* **Your instructions**: In the entries below, identify every line with the string "true" and copy it.

▬▬▬▬▬▬

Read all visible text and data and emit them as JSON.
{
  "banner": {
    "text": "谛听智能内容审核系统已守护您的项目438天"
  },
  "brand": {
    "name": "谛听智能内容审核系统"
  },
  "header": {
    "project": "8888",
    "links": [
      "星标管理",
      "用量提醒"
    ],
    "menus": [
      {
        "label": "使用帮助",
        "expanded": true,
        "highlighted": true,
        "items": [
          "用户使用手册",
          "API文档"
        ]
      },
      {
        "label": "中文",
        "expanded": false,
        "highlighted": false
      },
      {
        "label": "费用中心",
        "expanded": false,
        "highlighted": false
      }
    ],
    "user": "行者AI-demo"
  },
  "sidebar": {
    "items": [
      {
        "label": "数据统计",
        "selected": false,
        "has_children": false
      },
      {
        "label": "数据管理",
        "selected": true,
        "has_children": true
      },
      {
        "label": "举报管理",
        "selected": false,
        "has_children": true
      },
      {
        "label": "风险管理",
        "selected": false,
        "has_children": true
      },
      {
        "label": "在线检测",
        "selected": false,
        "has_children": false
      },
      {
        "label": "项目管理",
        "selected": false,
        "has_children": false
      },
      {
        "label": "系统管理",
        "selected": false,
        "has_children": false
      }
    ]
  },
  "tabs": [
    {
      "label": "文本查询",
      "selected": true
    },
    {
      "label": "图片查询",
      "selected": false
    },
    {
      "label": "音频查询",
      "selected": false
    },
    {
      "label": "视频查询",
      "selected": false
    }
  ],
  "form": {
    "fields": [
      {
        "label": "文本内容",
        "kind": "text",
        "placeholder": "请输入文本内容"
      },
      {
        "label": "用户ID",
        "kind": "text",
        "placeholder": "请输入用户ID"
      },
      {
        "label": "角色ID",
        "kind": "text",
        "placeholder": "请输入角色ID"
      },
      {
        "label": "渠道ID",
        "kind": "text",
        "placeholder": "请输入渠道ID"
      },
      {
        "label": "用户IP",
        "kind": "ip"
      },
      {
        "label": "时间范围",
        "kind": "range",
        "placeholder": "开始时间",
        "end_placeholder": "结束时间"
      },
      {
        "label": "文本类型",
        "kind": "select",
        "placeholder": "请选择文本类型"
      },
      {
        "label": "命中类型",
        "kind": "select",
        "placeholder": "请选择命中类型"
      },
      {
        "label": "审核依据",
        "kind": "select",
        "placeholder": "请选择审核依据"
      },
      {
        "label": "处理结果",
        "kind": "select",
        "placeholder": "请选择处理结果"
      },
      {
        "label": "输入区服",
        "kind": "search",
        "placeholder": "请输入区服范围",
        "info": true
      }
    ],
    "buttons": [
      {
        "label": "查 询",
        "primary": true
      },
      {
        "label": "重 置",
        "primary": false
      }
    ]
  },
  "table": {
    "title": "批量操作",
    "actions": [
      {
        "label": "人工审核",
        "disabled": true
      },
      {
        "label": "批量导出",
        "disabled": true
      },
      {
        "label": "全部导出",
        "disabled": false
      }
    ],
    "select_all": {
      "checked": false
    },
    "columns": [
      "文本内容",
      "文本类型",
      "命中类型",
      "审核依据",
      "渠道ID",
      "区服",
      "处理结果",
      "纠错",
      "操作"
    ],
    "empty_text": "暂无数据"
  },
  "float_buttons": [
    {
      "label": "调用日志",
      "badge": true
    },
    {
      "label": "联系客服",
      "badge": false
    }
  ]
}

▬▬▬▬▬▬

* **Answer box**:
        "expanded": true,
        "highlighted": true,
        "selected": true,
        "has_children": true
        "has_children": true
        "has_children": true
      "selected": true
        "info": true
        "primary": true
        "disabled": true
        "disabled": true
      "badge": true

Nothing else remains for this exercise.